(Data records for software interfaces)
· · · · ·

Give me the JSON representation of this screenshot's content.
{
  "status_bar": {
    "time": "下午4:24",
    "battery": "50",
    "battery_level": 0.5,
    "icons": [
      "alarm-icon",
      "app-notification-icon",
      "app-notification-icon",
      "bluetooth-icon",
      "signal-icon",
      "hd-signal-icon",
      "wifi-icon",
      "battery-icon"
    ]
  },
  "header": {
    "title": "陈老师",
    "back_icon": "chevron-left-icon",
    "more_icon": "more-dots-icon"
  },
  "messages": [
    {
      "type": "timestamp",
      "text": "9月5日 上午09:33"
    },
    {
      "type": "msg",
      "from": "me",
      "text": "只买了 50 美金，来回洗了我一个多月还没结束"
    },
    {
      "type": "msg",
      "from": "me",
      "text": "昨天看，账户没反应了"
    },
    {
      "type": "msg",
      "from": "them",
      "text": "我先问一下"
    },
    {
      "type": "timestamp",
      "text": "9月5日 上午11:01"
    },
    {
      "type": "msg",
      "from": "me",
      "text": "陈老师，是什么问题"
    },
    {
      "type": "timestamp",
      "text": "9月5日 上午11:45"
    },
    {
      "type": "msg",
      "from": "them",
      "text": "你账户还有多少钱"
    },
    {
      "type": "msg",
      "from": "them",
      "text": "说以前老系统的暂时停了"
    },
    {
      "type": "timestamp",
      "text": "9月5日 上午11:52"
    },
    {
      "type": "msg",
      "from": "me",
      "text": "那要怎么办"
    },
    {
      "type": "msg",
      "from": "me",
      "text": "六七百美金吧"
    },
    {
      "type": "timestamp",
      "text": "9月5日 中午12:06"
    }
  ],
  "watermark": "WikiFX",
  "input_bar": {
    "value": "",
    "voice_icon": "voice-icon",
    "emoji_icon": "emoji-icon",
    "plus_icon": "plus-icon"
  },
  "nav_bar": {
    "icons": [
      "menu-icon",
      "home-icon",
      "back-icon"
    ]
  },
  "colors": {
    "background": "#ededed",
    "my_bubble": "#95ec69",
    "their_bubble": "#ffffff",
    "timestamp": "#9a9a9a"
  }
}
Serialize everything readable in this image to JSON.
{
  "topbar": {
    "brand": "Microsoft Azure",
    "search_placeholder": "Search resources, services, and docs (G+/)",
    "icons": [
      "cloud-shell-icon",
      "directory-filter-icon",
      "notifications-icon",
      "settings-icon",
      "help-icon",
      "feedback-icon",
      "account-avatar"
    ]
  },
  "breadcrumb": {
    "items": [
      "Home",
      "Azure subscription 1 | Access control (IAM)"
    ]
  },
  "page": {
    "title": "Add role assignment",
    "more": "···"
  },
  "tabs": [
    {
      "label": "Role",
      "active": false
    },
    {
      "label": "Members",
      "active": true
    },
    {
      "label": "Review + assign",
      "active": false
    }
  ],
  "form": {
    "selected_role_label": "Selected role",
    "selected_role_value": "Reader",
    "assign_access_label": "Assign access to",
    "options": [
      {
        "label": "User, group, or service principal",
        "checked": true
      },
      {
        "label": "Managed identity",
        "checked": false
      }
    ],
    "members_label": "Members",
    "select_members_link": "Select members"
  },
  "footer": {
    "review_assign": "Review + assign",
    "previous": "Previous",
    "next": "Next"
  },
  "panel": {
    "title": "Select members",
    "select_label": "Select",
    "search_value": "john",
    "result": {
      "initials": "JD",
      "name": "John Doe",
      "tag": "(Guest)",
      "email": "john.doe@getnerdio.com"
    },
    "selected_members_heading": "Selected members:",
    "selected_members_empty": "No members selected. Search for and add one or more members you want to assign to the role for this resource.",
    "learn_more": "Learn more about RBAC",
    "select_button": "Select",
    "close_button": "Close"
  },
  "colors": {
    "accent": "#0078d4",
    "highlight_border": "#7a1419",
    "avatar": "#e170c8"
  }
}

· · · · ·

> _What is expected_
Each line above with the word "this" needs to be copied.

> _Answer_
Give me the JSON representation of this screenshot's content.
Serialize everything readable in this image to JSON.
    "selected_members_empty": "No members selected. Search for and add one or more members you want to assign to the role for this resource.",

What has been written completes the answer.